The Living Building Challenge (LBC) is the ultimate green building standard that can be applied to any building type around the world. The LBC was launched in 2006 by the International Living Future Institute (ILFI) with an incredibly ambitious question: Is it possible to design and create buildings that function as elegantly as anything found in the natural world and also be sustainable?
The goal is to create Living Buildings that incorporate regenerative design solutions that will actually improve the local environment rather than just reducing harm. LBC projects must strive to produce more energy than they use, collect their own portable water from rainfall, treat all gray and stormwater on site, use the healthiest building materials available and provide a beautiful, educational and healthy environment for occupants.
The LBC is comprised of seven performance areas, or “Petals” – Water, Place, Energy, Health, Materials, Equity, and Beauty. The LBC uses this metaphor because the built environment should function as cleanly and efficiently as a flower. Here’s a brief overview of each petal to help understand the goal and intentions of the LBC certification.
1. Water Petal
The intent of this petal is to reimagine how people use water and redefine “waste” in the built environment. With the scarcity of clean water becoming a serious issue in many countries, the LBC envisions a future where all new buildings are configured based on the carrying capacity of the site. This means being a net-zero water facility and using 100% of stormwater onsite for internal water needs.
2. Place Petal
The intent of this petal is to state where it is acceptable to build, how to protect and restore a place once it has been developed, and how to encourage the creation of communities that are more pedestrian focused instead of the automobile. An important aspect of this petal is “Habitat Exchange,” which requires that for each hectare (2.47 acres) of development, an equal amount of land away from the project site must be set aside indefinitely.
3. Energy Petal
This petal requires all buildings to rely solely on renewable forms of energy and operate year-round in a pollution-free manner. Therefore, the LBC requires all projects to have net-zero energy, which can be attained by methods like natural daylighting, photovoltaic solar panels and other systems.
4. Health & Happiness Petal
The intent of this petal is to create robust, healthy spaces and encourage a highly productive indoor environment. For example, this petal requires that every occupied interior space in the building must have operable windows to provide fresh air and daylight.
5. Materials Petal
The intent of this petal is for all buildings to have a successful materials economy that is non-toxic, transparent and socially equitable. This is one of the most challenging petals of the LBC because projects cannot contain any of the identified “Red List” materials, including polyvinyl chloride (PVC), formaldehyde, asbestos, lead, mercury, and volatile organic compounds (VOCs). Therefore, a detailed record of how each material is made by the manufacturer must be kept and turned in before LBC certification can be achieved. Additionally, there are quite a bit of specifications on the type of timber that can be used and where the materials can be sourced.
6. Equity Petal
This petal is focused on creating communities with equitable access to all people regardless of physical abilities, age or socioeconomic status. An important aspect of this petal is “Rights to Nature” that states that a project “may not block access to, nor diminish the quality of, fresh air, sunlight and natural waterways for any member of society or adjacent developments.”

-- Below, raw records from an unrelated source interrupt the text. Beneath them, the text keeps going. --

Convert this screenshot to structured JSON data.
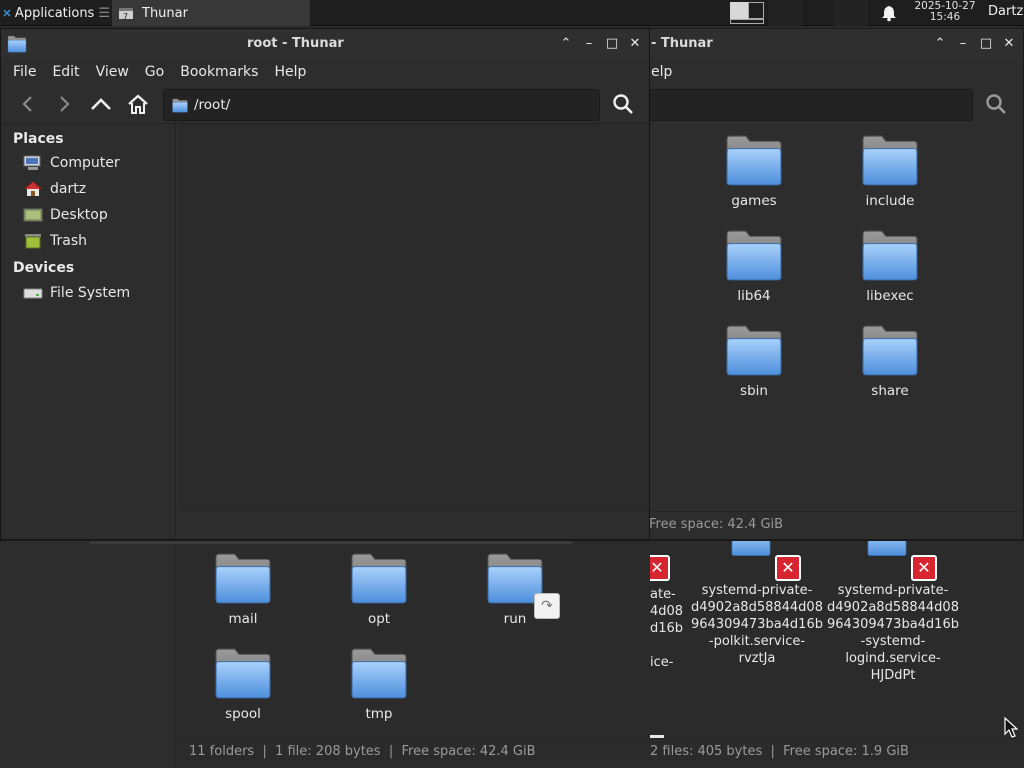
{
  "text": {
    "panel": {
      "apps_label": "Applications",
      "task_label": "Thunar",
      "clock_date": "2025-10-27",
      "clock_time": "15:46",
      "user": "Dartz"
    },
    "back_window": {
      "title": "- Thunar",
      "menu_help_partial": "elp",
      "middle_status": "Free space: 42.4 GiB",
      "bottom_status_left": "11 folders  |  1 file: 208 bytes  |  Free space: 42.4 GiB",
      "bottom_status_right": "2 files: 405 bytes  |  Free space: 1.9 GiB",
      "right_folders": [
        {
          "label": "games"
        },
        {
          "label": "include"
        },
        {
          "label": "lib64"
        },
        {
          "label": "libexec"
        },
        {
          "label": "sbin"
        },
        {
          "label": "share"
        }
      ],
      "bottom_folders": [
        {
          "label": "mail"
        },
        {
          "label": "opt"
        },
        {
          "label": "run"
        },
        {
          "label": "spool"
        },
        {
          "label": "tmp"
        }
      ],
      "private_items": [
        {
          "lines": [
            "ate-",
            "4d08",
            "d16b",
            "",
            "ice-"
          ]
        },
        {
          "lines": [
            "systemd-private-",
            "d4902a8d58844d08",
            "964309473ba4d16b",
            "-polkit.service-",
            "rvztJa"
          ]
        },
        {
          "lines": [
            "systemd-private-",
            "d4902a8d58844d08",
            "964309473ba4d16b",
            "-systemd-",
            "logind.service-",
            "HJDdPt"
          ]
        }
      ]
    },
    "front_window": {
      "title": "root - Thunar",
      "menu": [
        "File",
        "Edit",
        "View",
        "Go",
        "Bookmarks",
        "Help"
      ],
      "path": "/root/",
      "sidebar": {
        "places_header": "Places",
        "places": [
          "Computer",
          "dartz",
          "Desktop",
          "Trash"
        ],
        "devices_header": "Devices",
        "devices": [
          "File System"
        ]
      }
    }
  },
  "meta": {
    "panel": {
      "apps_icon": "xfce-logo-icon",
      "task_icon": "thunar-icon",
      "bell_icon": "notification-bell-icon"
    },
    "front_window": {
      "sidebar": {
        "places_icons": [
          "computer-icon",
          "home-icon",
          "desktop-icon",
          "trash-icon"
        ],
        "devices_icons": [
          "drive-icon"
        ]
      }
    },
    "colors": {
      "panel_bg": "#1e1e1e",
      "window_bg": "#2d2d2d",
      "folder_blue": "#5d9ee6",
      "error_red": "#d6252f"
    }
  }
}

7. Beauty Petal
The purpose of this Petal is to design buildings that elevate our spirits by encouraging project teams to put in genuine and thoughtful efforts into beautifying a project. This petal is mostly focused on genuine efforts to create aesthetically pleasing designs, so there are currently no limitations or restrictions for this petal.
As the market for Living Buildings has grown, the incentive for LBC certification has become increasingly clear. Owners and developers realize that the framework of the LBC, while still challenging, provides clear and compelling value to owners and occupants, outweighing any costs incurred through meeting the building standard. Project teams and building owners are discovering that pursuing a Living Building gets you more than the greenest building on the block — you end up with a fundamentally better building, superior to almost all standard construction. By addressing key issues of human health, including access to fresh air, daylight and ventilation, a Living Building just feels better. To improve health, well-being and productivity, one simply walks inside of a Living Building.